» **AVAILABLE DATA**

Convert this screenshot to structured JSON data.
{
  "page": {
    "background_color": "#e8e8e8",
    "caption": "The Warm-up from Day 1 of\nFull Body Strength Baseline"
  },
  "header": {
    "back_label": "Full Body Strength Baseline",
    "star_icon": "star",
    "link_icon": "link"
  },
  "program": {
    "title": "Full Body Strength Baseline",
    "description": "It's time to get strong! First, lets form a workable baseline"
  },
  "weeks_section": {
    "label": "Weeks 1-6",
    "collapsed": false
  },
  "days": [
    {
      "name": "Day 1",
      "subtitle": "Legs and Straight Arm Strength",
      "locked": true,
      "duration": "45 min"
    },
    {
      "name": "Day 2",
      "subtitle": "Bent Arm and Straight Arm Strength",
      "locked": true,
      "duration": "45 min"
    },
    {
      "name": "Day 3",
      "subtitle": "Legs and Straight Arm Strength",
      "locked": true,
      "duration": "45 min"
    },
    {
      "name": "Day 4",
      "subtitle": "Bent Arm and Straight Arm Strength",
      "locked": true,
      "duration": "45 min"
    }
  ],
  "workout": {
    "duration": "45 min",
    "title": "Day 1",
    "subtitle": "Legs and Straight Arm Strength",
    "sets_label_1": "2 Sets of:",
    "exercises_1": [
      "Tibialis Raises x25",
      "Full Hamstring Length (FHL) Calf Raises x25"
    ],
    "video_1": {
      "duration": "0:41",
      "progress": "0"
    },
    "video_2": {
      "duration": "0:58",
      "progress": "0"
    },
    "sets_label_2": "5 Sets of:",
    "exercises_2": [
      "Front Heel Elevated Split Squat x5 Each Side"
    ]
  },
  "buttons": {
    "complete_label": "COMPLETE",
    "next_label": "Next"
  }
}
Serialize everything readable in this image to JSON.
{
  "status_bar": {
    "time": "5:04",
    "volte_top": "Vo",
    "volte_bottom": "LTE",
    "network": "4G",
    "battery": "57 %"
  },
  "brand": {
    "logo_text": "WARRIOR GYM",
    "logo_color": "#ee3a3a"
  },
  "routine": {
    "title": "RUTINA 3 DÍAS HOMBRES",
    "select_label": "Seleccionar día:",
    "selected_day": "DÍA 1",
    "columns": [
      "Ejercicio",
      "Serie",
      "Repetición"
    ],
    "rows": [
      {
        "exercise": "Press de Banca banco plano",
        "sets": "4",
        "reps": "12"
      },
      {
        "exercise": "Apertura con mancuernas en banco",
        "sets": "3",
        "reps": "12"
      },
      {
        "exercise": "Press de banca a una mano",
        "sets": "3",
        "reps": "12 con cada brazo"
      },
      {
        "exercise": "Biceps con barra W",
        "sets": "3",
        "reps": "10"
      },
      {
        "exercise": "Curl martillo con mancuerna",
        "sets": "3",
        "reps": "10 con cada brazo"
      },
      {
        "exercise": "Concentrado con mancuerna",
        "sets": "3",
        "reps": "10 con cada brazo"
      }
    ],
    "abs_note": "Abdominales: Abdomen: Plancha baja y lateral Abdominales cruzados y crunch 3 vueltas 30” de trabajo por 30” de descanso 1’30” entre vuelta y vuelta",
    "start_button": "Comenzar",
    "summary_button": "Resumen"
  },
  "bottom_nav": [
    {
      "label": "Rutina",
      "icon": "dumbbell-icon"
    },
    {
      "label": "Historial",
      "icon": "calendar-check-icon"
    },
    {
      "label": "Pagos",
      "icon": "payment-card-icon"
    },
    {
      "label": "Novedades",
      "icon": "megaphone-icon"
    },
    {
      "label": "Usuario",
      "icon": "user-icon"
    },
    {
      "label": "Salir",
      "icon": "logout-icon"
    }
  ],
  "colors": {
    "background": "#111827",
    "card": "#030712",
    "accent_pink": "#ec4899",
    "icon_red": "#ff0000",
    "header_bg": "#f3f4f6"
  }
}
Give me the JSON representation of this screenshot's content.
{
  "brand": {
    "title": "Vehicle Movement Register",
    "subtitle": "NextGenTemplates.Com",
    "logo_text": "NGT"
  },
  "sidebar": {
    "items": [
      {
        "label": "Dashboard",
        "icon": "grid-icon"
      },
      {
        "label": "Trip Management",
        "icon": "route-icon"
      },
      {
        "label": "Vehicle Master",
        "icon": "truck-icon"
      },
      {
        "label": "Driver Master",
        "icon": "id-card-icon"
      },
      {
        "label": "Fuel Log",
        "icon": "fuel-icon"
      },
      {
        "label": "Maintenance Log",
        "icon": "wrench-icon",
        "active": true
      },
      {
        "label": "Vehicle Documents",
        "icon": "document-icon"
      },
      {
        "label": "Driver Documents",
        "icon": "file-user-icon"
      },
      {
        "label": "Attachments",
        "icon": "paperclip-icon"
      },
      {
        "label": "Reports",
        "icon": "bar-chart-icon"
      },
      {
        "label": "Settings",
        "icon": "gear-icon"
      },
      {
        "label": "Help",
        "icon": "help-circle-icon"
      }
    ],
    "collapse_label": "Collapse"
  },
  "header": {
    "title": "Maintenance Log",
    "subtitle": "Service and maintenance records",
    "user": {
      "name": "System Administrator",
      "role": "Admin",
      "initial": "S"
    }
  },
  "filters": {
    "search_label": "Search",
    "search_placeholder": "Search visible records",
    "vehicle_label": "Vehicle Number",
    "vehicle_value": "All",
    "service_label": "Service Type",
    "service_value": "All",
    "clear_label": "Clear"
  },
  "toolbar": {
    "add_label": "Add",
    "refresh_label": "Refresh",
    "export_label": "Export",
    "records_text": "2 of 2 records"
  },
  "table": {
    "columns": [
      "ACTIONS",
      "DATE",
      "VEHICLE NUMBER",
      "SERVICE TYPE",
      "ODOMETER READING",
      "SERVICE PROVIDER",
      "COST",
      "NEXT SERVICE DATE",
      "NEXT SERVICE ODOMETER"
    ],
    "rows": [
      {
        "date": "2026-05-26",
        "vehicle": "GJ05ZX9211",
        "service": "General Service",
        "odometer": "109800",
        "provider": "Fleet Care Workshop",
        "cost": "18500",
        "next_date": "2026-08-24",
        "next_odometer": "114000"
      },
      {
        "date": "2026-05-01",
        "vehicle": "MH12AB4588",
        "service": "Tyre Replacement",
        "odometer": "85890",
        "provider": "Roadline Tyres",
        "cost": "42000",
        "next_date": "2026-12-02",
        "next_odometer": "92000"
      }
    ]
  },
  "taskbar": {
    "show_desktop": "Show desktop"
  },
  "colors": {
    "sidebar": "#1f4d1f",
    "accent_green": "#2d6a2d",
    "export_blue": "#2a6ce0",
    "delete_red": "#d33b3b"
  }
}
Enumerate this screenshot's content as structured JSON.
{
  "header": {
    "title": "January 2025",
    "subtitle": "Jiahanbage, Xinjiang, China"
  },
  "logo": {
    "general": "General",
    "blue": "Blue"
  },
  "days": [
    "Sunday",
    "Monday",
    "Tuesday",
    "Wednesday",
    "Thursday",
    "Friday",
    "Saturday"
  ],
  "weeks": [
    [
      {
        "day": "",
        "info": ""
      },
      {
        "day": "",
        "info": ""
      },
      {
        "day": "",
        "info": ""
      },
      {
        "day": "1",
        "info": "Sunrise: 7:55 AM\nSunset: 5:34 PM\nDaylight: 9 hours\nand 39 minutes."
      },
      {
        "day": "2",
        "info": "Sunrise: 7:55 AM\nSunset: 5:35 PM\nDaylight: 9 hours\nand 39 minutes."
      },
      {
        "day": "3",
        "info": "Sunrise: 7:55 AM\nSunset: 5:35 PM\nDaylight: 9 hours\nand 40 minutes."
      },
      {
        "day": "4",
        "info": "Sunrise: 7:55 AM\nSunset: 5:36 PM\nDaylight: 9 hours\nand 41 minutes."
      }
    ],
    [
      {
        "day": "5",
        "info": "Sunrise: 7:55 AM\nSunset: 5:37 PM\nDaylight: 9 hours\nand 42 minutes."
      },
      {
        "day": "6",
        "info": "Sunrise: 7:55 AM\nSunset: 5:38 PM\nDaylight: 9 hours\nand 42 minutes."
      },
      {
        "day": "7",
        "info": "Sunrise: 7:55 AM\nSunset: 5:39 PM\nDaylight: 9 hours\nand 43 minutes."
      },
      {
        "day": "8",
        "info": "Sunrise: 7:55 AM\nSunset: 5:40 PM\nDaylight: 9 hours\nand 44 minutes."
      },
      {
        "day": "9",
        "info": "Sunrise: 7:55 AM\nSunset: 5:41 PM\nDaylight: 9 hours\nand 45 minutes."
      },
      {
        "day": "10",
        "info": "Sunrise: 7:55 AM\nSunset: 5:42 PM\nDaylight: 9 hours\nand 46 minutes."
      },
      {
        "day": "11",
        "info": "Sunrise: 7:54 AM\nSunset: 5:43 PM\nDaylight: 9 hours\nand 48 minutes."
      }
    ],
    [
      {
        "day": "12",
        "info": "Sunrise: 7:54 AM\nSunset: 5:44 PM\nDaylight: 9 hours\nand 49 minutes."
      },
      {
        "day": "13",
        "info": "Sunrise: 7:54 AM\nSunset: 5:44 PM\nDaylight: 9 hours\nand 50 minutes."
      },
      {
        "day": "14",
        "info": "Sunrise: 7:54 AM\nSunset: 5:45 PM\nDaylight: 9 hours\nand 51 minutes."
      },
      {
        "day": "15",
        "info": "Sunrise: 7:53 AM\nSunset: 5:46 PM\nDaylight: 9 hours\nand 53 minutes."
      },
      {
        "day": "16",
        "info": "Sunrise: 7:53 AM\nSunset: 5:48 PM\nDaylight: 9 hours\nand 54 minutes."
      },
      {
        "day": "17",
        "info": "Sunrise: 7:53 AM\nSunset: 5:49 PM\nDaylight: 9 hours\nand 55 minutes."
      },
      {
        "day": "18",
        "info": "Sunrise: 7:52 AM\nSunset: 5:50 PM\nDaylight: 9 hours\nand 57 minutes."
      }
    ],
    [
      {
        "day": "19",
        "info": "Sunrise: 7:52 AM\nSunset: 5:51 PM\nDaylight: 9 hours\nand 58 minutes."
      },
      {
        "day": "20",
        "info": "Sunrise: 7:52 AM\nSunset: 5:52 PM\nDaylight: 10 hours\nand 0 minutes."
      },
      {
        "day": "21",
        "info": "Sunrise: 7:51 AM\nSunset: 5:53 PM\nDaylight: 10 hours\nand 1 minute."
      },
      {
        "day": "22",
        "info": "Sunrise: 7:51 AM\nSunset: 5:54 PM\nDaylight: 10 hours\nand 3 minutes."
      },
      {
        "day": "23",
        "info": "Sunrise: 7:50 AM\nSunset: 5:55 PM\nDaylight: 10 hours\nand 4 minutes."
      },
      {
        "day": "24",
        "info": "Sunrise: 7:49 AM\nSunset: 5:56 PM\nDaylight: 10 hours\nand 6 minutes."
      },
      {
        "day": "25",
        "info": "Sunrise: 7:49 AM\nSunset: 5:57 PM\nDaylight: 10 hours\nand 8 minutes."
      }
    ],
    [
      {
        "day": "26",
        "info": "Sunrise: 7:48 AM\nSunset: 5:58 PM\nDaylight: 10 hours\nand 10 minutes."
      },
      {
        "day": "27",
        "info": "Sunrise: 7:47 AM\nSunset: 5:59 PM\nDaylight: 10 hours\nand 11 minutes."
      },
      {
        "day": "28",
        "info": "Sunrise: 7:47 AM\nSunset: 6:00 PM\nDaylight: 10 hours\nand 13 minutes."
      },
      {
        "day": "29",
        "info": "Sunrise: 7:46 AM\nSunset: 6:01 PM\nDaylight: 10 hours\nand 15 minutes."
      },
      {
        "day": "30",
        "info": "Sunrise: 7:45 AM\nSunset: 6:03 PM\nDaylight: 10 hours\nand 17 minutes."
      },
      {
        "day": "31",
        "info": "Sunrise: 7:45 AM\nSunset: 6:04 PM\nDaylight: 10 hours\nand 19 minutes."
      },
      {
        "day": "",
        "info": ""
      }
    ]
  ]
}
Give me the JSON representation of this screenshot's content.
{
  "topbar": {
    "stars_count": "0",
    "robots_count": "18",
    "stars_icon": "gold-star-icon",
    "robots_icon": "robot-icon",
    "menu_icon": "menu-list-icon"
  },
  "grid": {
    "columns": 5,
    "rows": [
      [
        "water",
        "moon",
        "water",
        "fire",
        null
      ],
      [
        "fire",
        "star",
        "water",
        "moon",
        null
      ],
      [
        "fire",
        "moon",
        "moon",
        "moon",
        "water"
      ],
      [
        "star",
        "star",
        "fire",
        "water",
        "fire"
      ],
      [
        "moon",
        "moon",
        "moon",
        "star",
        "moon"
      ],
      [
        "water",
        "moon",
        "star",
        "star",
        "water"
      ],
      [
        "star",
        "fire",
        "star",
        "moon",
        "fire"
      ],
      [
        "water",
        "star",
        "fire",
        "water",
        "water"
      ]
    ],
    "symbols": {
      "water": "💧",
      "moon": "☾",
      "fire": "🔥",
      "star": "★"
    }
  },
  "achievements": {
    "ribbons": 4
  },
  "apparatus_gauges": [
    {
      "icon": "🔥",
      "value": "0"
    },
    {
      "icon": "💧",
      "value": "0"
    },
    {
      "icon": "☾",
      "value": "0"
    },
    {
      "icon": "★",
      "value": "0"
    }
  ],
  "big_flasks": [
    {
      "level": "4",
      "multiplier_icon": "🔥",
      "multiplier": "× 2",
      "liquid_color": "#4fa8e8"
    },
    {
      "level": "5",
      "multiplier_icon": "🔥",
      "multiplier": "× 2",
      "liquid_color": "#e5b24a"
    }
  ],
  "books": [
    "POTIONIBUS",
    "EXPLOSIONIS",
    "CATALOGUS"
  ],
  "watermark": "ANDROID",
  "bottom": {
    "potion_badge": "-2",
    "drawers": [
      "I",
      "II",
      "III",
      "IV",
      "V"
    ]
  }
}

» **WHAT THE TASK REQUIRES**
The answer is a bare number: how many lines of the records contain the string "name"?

» **FINAL ANSWER**
5